• **EXERCISE**: Which lines of the entries contain the string "file"? Copy each of them.

• **PROVIDED ENTRIES**:
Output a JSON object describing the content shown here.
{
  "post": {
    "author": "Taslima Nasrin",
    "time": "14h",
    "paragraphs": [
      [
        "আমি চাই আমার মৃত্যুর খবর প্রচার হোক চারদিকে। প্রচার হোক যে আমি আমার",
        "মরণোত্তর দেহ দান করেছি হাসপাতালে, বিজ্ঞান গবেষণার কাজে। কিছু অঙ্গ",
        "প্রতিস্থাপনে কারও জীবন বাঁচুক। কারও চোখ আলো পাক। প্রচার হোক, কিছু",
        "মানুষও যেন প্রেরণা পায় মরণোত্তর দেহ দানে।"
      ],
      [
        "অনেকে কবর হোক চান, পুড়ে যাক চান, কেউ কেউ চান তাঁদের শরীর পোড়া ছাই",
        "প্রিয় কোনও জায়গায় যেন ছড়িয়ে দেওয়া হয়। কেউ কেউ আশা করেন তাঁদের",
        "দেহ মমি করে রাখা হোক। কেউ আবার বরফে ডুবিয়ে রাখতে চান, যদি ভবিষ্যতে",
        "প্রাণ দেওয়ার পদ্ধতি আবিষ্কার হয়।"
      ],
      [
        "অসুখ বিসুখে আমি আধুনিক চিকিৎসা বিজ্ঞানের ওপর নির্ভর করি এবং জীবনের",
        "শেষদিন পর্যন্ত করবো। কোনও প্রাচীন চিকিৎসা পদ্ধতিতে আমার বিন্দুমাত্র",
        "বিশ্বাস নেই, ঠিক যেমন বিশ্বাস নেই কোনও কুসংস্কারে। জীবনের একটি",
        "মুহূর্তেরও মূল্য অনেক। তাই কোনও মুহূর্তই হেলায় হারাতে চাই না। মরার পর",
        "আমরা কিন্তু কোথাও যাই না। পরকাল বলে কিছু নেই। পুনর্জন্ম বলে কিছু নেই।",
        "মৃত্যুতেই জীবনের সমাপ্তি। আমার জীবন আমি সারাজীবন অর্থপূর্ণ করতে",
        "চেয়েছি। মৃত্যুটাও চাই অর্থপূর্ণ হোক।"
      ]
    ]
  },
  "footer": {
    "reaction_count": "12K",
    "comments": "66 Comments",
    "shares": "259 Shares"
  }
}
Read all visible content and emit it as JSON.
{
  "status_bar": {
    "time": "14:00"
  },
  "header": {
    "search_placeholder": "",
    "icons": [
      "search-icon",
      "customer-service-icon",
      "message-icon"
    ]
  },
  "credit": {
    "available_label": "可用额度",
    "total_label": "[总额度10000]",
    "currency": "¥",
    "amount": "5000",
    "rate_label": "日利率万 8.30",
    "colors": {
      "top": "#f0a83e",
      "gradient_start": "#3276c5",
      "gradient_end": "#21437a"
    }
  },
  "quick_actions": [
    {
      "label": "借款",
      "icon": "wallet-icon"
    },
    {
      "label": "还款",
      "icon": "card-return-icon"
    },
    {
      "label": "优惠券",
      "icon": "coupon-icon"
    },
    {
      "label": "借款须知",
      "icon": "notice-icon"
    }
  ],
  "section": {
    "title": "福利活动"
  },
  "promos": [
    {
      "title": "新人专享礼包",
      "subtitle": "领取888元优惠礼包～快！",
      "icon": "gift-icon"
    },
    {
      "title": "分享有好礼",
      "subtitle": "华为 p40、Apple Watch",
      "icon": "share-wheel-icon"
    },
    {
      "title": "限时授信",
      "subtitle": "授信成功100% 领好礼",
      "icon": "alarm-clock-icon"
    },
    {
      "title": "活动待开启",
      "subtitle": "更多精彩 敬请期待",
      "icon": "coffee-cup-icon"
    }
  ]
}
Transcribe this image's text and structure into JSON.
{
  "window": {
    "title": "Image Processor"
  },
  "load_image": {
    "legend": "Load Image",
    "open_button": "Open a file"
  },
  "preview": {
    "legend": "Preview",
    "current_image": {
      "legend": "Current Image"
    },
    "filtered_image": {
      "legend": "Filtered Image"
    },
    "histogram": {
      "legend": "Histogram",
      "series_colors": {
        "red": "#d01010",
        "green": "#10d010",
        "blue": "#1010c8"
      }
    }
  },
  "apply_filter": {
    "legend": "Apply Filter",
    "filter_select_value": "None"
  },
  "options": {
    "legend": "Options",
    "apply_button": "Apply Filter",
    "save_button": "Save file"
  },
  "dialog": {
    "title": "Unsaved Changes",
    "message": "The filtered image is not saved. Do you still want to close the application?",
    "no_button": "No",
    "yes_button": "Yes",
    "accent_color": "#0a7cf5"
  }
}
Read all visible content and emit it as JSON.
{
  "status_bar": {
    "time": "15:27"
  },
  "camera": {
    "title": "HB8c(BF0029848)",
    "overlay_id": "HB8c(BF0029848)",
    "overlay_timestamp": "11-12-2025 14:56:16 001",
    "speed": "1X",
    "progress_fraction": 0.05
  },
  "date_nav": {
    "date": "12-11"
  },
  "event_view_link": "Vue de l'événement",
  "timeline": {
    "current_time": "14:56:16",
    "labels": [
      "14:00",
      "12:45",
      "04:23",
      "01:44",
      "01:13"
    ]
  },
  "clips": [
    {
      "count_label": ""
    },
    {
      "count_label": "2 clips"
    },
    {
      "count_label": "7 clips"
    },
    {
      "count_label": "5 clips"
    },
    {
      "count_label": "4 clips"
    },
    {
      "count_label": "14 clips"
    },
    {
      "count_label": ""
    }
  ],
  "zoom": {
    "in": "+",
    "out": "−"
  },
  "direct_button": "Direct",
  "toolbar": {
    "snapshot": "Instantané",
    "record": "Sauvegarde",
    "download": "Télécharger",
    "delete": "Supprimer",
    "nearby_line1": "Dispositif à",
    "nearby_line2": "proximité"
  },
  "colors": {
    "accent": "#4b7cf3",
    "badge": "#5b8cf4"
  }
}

• **ANSWER TO THE EXERCISE**:
    "open_button": "Open a file"
    "save_button": "Save file"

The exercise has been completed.